## Work required:
Count the lines below that contain "JSON". Answer with the number alone.

## Information given:
=== Section Start ===

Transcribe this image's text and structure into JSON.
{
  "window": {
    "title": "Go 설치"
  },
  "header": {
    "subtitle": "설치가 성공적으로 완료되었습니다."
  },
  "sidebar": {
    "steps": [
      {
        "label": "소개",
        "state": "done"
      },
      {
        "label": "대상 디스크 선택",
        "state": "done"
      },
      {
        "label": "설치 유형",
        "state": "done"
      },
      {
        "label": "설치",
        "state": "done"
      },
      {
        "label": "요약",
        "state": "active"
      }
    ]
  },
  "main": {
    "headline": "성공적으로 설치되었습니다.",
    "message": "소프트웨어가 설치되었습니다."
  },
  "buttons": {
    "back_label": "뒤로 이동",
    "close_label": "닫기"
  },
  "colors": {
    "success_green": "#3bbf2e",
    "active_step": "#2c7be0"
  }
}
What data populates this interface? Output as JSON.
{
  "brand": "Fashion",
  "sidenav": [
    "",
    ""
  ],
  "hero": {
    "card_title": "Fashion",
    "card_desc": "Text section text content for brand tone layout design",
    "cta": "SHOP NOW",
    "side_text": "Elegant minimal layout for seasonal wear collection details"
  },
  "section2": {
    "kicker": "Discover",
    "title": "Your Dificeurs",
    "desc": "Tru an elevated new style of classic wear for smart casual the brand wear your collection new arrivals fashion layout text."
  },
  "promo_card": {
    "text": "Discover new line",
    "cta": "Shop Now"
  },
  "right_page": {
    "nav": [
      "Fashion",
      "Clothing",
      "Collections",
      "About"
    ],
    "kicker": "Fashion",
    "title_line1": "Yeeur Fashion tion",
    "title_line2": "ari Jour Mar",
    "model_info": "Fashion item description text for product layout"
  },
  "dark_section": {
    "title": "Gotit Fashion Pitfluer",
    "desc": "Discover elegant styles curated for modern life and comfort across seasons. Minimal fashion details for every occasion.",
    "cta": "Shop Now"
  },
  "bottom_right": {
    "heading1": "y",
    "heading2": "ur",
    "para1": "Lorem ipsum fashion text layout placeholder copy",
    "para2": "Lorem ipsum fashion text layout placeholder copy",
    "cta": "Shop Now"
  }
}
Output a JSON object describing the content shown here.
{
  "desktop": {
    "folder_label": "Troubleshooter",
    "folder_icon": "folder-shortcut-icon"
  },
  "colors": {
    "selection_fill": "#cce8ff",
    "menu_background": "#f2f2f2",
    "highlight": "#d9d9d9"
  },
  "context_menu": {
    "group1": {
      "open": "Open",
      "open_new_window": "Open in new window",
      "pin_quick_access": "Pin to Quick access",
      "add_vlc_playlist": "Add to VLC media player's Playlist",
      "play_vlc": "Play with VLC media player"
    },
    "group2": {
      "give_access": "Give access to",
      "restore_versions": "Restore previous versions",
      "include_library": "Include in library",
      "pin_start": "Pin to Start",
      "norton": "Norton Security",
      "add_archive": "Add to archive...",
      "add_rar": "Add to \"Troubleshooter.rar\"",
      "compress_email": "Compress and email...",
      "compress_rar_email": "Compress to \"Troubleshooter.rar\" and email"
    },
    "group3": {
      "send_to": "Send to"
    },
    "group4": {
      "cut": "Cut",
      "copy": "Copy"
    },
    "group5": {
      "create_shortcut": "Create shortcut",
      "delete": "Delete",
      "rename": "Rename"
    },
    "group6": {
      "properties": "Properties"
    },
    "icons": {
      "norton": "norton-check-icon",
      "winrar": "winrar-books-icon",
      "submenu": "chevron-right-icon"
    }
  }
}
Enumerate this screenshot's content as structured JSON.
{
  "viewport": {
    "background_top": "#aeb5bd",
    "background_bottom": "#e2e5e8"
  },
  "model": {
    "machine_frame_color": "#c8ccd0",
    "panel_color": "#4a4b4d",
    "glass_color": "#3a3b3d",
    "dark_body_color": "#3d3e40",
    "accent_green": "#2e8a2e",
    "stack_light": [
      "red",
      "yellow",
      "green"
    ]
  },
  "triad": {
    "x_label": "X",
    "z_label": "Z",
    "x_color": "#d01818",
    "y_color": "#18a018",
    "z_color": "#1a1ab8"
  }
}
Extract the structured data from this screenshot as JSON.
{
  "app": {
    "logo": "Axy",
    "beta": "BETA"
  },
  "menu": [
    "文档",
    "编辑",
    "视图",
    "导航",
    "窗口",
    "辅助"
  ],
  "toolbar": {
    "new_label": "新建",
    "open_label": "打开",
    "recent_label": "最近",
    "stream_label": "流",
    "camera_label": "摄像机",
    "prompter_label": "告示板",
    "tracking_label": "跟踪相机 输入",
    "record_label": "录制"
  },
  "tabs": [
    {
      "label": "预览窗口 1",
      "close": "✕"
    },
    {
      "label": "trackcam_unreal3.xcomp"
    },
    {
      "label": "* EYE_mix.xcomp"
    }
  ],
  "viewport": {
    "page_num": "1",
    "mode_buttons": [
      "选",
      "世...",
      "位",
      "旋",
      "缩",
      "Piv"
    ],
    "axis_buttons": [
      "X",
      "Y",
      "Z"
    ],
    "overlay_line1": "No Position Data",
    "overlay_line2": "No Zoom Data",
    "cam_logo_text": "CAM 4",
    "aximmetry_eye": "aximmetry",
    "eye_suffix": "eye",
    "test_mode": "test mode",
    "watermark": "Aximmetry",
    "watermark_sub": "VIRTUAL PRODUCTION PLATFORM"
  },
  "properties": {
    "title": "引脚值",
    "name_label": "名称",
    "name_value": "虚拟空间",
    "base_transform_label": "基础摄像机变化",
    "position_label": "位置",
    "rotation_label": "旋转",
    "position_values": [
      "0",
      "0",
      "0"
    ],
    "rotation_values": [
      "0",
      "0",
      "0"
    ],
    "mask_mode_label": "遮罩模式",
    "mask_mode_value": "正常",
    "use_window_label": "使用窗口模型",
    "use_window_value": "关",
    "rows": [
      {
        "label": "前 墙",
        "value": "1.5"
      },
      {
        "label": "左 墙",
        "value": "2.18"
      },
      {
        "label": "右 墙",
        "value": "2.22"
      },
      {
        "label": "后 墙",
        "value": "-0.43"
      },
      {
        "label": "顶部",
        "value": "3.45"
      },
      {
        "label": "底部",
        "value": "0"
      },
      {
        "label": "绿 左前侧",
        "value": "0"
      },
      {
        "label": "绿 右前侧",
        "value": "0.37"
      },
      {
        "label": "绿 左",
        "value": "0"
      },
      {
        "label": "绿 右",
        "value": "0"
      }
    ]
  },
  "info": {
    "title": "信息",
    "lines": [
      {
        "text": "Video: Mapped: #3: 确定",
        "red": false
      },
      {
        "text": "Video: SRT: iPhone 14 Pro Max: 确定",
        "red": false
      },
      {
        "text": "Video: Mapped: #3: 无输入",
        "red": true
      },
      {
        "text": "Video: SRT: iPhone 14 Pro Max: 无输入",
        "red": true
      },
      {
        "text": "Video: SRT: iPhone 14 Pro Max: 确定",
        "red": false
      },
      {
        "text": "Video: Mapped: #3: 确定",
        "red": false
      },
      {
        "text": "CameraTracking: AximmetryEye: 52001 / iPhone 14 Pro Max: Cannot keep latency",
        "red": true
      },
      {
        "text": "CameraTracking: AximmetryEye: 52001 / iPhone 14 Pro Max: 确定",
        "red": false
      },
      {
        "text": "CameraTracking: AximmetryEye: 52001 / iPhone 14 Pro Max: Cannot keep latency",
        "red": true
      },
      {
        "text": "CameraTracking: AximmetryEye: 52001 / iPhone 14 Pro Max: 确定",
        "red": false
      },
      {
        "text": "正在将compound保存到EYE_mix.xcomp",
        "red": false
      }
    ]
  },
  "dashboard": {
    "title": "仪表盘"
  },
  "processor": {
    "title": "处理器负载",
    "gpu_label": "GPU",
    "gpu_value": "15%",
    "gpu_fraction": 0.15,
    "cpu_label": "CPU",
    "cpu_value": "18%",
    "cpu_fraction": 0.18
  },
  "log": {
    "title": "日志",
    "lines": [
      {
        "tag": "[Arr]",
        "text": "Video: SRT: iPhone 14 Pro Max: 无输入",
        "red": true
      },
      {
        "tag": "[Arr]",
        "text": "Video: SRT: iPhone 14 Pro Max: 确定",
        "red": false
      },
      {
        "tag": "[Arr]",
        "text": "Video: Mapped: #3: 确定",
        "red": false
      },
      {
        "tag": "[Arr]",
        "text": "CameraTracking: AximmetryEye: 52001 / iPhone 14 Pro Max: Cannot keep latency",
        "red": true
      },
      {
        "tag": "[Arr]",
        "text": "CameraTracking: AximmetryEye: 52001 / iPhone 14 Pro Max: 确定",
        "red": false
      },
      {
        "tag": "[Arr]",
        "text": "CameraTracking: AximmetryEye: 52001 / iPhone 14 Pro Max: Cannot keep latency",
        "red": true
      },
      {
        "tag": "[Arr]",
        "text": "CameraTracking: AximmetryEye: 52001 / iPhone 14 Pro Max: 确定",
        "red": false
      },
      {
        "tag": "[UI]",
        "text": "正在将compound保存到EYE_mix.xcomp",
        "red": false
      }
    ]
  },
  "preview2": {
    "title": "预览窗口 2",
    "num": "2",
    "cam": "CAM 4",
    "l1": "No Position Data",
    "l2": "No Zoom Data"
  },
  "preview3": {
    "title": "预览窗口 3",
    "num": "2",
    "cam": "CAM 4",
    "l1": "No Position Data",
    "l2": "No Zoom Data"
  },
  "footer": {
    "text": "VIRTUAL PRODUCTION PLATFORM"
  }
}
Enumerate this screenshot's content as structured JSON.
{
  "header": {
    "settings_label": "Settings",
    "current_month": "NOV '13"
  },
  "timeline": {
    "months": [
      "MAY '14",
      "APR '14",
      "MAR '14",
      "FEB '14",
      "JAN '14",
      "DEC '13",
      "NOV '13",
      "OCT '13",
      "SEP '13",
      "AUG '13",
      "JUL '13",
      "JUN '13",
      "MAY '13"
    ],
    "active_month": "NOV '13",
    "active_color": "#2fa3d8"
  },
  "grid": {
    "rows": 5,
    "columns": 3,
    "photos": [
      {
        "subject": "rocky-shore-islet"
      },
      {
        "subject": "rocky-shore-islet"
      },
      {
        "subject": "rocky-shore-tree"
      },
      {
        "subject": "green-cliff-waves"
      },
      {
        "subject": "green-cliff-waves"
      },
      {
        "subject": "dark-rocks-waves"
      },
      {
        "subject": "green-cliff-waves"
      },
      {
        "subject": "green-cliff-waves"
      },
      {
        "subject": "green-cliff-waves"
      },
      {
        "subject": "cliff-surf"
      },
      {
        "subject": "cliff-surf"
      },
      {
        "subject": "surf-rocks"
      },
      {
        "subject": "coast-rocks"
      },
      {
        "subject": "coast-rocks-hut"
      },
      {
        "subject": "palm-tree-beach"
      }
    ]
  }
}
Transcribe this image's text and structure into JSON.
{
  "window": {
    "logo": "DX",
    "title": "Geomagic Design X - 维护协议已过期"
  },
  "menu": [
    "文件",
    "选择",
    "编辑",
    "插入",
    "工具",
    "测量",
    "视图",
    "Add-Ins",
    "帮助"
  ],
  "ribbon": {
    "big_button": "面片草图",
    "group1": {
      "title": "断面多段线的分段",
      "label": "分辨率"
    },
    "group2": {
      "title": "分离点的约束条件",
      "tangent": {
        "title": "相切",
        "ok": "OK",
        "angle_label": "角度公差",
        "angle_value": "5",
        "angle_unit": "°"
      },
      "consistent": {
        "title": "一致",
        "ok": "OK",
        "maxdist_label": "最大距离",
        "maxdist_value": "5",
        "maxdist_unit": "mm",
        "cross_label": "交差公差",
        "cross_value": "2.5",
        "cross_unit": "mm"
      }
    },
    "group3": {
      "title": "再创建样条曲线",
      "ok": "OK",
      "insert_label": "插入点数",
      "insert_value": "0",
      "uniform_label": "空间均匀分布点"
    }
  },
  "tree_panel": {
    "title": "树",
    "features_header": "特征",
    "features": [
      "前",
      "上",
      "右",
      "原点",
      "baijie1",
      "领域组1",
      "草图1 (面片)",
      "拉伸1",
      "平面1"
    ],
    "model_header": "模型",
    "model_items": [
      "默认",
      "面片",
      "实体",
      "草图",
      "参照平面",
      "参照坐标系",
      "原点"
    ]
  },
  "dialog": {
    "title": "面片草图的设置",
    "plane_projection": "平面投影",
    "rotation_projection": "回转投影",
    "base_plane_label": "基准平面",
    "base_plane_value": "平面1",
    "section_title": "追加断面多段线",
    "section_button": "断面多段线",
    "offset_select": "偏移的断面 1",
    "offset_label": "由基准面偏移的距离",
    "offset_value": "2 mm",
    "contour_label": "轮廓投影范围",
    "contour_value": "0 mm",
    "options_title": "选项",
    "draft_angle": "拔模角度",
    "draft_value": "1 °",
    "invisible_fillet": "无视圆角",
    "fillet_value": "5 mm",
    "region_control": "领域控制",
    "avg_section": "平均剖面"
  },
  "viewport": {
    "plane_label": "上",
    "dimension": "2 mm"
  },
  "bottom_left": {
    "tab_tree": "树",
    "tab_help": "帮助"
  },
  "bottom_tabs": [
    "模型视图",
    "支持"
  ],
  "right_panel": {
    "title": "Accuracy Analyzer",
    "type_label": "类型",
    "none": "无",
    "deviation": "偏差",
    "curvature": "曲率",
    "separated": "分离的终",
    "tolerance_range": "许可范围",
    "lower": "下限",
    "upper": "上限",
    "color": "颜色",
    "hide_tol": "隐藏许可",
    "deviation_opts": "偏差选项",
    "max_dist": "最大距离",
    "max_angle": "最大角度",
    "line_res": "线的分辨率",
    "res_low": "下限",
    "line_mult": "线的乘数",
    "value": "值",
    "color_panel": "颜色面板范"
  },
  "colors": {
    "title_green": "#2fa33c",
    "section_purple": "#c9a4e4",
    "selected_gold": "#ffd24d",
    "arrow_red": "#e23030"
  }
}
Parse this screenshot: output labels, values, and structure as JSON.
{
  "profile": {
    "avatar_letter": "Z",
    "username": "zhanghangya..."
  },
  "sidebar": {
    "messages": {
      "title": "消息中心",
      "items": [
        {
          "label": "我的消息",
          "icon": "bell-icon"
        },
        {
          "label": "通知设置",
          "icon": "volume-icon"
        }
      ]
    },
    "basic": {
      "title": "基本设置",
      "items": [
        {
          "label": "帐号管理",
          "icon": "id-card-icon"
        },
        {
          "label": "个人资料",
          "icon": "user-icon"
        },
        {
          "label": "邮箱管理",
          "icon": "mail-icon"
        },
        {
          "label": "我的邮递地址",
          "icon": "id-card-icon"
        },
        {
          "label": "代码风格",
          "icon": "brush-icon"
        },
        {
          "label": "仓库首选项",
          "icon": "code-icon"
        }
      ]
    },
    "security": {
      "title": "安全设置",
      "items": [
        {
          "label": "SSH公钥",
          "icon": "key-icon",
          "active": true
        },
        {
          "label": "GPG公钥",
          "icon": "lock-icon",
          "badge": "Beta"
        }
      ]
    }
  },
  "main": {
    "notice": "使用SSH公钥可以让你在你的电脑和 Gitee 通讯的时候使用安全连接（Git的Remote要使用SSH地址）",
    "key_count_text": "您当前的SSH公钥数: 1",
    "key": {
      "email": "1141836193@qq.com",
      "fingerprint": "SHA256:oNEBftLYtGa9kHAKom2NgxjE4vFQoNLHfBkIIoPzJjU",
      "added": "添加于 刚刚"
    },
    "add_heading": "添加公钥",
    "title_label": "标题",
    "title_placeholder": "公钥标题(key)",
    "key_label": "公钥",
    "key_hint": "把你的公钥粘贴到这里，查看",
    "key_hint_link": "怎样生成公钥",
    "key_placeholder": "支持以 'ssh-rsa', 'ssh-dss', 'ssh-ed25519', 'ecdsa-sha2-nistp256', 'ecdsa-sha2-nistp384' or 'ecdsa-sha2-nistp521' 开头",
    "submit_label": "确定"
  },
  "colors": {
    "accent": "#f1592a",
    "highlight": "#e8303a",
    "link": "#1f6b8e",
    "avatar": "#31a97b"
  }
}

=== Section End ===

## Exercise solution:
8